Karma Norman’s career as an anthropologist is the result of both an extended fishing expedition and a shifting tide in the management of U.S. coasts and marine life. Working as an anthropologist at the National Oceanic and Atmospheric Administration’s (NOAA) Northwest Fisheries Science Center, Karma (PhD in Environmental Anthropology, 2007) was hired as the Center’s first anthropologist, after having just returned to Seattle from a year of dissertation fieldwork in the Pacific. He quickly commenced work at the federal agency charged with managing the nation’s fisheries, without even having been home long enough to re-adjust to wearing shoes.
Karma earned his doctorate in anthropology from within the UW’s Environmental Anthropology program in 2007, and his dissertation research concerned the artisanal fishing practices of people living in the Torres Strait Island communities situated between Papua New Guinea and Australia. While conducting his fieldwork, Karma also worked as a consultant to the islands’ regional government, documenting islanders’ cultural interests in and uses of adjacent marine spaces. He produced reports for the indigenous community of Badu Island, supporting their legal assertion to marine property and use rights under Australia’s Native Title Act.
Even as Karma was beginning work with the communities of the Torres Strait to better understand cultural approaches to fishing and marine tenure systems, U.S. ocean and coastal management agencies and policy-makers were beginning to appreciate the importance of understanding fishing peoples in marine environmental management. Realizing that oceans and fishery management encompassed more than just oceanographic, ecological and marine biological research, NOAA began hiring social scientists in earnest. The unique methodological tools and perspectives offered by anthropology soon allowed for a number of environmentally-oriented anthropologists, including Karma, to be buoyed by a changing tide in fisheries management and research.

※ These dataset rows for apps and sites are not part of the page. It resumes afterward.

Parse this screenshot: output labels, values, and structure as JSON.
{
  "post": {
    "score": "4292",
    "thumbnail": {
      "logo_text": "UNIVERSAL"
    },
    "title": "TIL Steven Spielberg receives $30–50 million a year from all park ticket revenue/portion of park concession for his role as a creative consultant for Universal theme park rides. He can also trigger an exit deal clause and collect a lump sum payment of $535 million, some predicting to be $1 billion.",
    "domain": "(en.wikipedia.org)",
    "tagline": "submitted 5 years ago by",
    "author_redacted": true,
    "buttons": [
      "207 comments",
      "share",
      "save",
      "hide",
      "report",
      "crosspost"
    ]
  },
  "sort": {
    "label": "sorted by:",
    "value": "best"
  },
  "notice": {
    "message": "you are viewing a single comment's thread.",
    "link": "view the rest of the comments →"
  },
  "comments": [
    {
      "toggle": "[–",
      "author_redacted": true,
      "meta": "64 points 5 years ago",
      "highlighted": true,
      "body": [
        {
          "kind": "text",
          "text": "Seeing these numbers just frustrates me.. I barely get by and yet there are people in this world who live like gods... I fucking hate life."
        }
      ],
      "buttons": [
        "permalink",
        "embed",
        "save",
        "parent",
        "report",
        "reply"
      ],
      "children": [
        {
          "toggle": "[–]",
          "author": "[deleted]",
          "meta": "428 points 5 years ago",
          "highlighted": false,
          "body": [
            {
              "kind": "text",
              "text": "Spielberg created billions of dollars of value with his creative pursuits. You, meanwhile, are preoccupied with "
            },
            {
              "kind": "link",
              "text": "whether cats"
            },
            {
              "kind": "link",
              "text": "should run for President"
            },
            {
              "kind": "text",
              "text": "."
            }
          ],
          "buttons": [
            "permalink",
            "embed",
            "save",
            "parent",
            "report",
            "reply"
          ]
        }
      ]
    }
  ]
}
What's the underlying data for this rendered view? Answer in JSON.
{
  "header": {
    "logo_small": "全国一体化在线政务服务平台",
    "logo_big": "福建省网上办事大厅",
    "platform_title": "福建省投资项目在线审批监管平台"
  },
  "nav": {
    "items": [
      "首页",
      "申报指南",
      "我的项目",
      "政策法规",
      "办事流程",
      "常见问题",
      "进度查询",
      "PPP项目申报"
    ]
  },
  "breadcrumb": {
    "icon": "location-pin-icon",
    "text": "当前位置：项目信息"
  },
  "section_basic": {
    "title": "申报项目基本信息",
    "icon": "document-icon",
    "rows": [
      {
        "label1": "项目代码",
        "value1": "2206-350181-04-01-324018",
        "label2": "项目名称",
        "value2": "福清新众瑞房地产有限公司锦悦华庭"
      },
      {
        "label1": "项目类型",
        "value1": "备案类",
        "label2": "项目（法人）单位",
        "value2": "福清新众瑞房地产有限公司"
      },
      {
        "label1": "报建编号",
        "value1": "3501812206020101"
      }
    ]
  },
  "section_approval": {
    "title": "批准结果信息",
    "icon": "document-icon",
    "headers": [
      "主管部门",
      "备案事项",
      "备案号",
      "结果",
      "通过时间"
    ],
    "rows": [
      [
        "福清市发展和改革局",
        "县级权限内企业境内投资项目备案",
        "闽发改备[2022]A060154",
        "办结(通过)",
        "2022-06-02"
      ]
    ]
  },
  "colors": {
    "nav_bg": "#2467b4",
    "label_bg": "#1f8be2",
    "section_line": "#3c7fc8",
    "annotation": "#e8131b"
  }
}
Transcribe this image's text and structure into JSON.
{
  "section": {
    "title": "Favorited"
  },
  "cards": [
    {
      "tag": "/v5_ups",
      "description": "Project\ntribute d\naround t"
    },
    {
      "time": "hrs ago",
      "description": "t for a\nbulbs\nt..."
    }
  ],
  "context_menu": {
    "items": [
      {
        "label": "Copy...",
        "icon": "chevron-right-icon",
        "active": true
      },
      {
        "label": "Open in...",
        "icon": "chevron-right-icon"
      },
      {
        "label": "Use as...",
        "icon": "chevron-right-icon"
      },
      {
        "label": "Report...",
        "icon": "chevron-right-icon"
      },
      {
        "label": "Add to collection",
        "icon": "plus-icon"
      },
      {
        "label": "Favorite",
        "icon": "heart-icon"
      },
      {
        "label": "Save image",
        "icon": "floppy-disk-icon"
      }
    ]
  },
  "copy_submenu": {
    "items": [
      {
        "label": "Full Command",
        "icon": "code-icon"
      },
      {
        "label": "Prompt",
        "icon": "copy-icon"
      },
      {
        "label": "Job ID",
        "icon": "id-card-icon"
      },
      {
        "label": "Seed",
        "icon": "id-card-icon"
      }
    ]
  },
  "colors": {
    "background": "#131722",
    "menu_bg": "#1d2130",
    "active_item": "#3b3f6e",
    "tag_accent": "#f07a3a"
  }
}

Through his work, Karma has coordinated and participated in ethnographic research among pier-based subsistence fishers in Southern California. More broadly, he is involved in national research efforts that explore ways in which the communities of the West Coast are socioeconomically dependent upon adjacent marine environments and biota. He is leading a study about ideas of social vulnerability in the context of marine policy shifts and environmental change. He is also examining shifting social networks within specialized fisheries, looking at social perceptions of ecological restoration efforts in Puget Sound, and developing methodologies for identifying and considering cultural interactions with complex marine ecosystems. In initiating and managing a variety of NOAA research efforts, Karma has built upon the mentoring and vibrant academic milieu of his former department. Indeed, the UW’s Department of Anthropology continues to provide expertise in the form of graduates that Karma has recruited for postdoctoral research positions, including alumni Sara Breslow and Melissa Poe. In this respect, the UW’s Department of Anthropology offered Karma an ideal academic environment in which to develop an extended fishing expedition of sorts—one that ultimately engenders a rewarding career.
1: Karma Norman on a NOAA research vessel, Seattle, WA.
2: Woman engaged in pier-based subsistence fishing, Los Angeles, CA.
3: Fisherman lowering his boat into the water, Port Orford, OR.
4: Makah woman overseeing salmon bake, Neah Bay, WA